Required action —
Please return every line in the following data that includes the string "JSON".

(Dataset rows for apps and sites)
BEGIN
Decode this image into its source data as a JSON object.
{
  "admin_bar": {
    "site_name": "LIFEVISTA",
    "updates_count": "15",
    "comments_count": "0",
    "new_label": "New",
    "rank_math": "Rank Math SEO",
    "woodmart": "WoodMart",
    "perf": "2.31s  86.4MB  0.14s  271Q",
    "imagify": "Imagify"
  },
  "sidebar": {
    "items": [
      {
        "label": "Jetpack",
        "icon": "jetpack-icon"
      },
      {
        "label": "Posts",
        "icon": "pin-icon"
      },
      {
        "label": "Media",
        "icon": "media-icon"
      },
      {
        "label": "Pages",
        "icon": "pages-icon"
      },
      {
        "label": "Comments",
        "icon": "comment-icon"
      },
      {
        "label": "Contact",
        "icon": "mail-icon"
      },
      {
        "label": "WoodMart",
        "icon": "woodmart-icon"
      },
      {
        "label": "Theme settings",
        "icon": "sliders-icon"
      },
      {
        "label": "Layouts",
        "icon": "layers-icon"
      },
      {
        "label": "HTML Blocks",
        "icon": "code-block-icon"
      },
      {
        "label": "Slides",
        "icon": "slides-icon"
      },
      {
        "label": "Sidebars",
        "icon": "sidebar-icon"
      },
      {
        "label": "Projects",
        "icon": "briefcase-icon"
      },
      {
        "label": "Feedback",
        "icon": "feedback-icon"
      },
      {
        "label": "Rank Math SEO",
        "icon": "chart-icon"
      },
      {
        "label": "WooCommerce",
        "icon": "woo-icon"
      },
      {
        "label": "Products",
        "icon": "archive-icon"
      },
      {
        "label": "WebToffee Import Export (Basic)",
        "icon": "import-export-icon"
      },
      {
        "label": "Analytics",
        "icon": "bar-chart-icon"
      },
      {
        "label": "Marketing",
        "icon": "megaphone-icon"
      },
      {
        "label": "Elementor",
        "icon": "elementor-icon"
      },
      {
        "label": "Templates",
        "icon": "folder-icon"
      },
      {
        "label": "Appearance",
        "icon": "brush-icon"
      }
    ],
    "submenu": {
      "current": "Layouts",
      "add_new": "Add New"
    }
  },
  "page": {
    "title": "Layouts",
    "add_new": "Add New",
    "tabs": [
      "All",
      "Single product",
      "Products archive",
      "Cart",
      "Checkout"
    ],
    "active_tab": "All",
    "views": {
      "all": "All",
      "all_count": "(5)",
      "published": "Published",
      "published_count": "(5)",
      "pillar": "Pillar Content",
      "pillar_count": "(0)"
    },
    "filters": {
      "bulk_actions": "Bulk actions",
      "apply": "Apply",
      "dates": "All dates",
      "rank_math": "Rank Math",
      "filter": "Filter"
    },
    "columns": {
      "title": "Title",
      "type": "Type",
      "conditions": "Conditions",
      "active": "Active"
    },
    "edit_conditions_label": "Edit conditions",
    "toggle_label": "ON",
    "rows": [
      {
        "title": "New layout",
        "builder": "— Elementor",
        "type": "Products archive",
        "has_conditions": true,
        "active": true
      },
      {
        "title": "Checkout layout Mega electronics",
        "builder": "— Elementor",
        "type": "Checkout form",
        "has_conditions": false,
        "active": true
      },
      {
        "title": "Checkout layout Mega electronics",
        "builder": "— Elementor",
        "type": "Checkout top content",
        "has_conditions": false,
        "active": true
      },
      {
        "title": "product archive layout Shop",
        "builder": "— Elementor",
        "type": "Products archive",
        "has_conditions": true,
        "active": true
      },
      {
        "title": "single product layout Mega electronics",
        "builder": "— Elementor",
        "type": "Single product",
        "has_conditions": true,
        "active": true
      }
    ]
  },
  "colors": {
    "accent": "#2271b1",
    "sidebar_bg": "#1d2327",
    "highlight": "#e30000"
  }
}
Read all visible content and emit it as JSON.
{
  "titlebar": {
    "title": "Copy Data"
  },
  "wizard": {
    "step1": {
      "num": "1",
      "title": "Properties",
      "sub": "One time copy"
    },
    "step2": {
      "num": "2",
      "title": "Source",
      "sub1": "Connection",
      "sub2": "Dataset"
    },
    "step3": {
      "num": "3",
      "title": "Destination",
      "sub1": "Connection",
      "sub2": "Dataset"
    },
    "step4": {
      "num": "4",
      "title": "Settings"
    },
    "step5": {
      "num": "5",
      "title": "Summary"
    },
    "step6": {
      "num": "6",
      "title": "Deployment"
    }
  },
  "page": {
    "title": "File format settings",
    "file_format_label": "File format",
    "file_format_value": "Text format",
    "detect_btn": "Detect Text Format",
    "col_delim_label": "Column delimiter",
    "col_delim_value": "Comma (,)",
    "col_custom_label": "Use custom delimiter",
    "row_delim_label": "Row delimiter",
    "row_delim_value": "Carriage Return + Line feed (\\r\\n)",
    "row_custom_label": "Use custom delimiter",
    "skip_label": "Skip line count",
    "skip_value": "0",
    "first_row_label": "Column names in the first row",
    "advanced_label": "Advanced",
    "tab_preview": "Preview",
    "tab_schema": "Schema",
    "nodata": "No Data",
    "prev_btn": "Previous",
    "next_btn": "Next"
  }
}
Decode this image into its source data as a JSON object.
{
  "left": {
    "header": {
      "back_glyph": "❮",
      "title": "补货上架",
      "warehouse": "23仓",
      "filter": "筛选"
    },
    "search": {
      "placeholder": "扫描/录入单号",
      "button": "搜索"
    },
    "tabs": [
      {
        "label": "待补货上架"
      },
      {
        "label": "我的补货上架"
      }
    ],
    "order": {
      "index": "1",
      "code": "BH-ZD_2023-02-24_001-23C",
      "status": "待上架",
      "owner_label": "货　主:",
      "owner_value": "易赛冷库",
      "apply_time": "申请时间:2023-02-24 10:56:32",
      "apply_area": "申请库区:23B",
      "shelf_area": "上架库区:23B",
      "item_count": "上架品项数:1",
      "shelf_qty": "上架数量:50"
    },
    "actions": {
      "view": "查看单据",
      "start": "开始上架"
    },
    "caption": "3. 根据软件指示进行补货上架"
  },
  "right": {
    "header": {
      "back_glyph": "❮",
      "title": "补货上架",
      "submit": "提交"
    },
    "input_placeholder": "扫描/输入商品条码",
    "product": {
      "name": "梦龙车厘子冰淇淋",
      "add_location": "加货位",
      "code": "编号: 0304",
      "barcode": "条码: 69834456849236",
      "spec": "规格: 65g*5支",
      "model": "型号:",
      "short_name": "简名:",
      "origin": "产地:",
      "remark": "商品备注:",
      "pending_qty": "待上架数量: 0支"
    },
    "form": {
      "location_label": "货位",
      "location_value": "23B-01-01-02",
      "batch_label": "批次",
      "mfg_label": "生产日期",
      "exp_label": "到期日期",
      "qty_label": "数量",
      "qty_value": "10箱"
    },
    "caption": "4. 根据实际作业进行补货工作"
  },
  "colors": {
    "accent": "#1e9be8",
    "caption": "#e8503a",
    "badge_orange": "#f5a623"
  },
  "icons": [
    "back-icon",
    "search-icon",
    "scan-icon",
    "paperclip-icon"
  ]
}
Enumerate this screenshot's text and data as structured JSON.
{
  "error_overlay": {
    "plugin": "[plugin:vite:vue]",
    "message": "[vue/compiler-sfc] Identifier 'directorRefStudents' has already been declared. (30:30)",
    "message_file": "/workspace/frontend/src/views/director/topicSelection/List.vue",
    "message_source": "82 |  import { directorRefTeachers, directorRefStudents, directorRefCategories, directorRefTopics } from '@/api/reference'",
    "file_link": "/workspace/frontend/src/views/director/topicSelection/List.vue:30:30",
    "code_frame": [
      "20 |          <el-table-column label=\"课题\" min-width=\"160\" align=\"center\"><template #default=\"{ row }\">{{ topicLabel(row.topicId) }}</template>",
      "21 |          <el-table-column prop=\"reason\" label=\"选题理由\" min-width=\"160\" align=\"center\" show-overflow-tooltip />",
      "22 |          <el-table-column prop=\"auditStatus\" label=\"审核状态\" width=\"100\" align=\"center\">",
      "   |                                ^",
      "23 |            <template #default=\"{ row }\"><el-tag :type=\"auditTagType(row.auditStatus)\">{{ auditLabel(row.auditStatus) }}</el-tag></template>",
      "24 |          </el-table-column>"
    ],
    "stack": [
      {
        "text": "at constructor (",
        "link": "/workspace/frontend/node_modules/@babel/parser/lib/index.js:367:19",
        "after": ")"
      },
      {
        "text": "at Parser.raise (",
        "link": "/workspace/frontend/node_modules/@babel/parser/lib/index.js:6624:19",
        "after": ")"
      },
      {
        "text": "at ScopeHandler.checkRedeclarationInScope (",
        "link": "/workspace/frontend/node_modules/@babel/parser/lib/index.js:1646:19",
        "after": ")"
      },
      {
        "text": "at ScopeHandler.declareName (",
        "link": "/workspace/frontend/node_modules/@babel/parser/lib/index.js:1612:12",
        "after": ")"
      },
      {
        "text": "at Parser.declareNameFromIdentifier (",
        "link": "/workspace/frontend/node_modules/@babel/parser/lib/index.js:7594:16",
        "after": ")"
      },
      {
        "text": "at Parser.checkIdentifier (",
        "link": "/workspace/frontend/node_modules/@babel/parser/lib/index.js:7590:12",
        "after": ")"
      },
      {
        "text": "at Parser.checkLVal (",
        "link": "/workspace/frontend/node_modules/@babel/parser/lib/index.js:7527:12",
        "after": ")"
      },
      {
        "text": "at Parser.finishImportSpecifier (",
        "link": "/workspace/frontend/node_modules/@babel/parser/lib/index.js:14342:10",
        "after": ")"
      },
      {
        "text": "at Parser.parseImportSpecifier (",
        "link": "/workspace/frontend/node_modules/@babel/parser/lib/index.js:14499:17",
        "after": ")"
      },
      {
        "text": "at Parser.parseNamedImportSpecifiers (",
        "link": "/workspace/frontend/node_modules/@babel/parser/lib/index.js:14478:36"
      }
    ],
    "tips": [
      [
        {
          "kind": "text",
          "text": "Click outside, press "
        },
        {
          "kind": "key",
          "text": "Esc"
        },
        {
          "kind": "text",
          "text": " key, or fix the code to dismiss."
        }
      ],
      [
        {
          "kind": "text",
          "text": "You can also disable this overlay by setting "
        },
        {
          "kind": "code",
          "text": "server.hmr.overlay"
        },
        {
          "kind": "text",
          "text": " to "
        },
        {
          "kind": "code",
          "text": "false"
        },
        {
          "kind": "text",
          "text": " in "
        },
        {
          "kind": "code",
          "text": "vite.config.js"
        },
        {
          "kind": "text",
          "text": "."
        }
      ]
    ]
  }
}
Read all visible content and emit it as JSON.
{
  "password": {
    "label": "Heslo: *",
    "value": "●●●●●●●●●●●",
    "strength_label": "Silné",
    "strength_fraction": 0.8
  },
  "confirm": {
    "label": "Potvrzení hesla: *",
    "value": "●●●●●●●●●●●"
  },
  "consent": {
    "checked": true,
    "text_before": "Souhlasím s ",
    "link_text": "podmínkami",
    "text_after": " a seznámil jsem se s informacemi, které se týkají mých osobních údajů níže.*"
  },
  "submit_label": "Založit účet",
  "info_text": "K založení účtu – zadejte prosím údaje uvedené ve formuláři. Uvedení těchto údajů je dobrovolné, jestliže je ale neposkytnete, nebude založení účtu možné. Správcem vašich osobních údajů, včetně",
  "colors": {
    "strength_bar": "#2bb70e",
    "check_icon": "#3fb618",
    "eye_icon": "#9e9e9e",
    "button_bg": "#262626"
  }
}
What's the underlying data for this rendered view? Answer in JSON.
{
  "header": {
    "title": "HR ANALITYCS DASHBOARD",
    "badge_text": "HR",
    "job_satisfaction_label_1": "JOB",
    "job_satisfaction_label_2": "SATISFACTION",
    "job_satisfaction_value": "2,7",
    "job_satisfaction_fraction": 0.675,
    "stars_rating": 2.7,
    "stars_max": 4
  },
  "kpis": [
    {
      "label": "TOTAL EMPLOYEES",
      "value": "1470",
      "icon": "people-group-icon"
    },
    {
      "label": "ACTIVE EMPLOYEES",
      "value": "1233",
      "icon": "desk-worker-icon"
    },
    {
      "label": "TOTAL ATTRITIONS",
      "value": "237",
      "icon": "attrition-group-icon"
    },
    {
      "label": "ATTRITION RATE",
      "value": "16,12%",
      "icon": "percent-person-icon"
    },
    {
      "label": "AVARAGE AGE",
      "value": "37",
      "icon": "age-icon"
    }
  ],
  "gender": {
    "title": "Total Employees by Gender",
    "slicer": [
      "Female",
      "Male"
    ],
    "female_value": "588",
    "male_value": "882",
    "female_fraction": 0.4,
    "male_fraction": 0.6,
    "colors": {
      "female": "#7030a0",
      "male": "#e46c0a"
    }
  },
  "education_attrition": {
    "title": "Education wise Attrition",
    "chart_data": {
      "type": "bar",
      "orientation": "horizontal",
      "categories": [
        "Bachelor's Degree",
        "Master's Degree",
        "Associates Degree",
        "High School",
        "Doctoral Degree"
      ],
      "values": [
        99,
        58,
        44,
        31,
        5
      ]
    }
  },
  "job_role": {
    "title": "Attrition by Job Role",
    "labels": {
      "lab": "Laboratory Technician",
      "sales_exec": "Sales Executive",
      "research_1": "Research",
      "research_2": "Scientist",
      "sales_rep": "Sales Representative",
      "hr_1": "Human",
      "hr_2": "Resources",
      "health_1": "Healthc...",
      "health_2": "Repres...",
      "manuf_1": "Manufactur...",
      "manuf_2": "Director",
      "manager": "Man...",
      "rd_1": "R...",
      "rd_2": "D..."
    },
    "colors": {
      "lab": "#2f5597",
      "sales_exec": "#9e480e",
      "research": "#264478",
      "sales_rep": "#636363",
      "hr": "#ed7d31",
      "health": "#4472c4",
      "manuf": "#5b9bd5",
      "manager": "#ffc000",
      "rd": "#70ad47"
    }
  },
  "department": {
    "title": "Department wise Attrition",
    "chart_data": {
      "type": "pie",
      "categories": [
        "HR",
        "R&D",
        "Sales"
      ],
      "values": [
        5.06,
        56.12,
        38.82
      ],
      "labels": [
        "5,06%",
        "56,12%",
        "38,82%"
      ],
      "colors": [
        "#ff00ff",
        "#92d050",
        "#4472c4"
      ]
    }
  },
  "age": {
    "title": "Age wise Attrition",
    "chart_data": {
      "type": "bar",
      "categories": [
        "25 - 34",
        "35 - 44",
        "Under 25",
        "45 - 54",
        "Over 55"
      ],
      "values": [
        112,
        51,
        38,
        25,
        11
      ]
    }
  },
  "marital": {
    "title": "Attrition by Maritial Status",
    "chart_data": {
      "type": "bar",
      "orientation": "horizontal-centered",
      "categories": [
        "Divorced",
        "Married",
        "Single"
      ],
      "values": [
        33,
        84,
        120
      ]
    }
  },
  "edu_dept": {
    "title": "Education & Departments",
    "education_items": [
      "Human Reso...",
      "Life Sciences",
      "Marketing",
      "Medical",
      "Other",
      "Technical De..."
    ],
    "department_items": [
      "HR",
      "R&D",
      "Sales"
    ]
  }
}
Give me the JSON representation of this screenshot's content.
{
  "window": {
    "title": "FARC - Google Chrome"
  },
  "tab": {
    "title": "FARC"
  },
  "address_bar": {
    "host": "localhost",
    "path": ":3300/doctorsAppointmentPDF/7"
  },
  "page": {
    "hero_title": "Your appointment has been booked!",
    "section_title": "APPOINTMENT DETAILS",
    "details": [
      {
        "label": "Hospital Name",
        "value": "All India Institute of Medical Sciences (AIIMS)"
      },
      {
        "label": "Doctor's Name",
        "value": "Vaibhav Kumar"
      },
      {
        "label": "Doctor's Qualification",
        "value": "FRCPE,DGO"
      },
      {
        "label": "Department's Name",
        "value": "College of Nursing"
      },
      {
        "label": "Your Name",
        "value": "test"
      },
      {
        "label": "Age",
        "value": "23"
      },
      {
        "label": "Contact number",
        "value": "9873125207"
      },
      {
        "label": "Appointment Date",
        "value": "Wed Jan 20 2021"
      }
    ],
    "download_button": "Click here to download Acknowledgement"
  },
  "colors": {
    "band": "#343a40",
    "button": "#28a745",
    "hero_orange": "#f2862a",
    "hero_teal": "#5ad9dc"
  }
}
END
Result of the exercise —
Decode this image into its source data as a JSON object.
Read all visible content and emit it as JSON.
Decode this image into its source data as a JSON object.
Enumerate this screenshot's text and data as structured JSON.
Read all visible content and emit it as JSON.
What's the underlying data for this rendered view? Answer in JSON.
Give me the JSON representation of this screenshot's content.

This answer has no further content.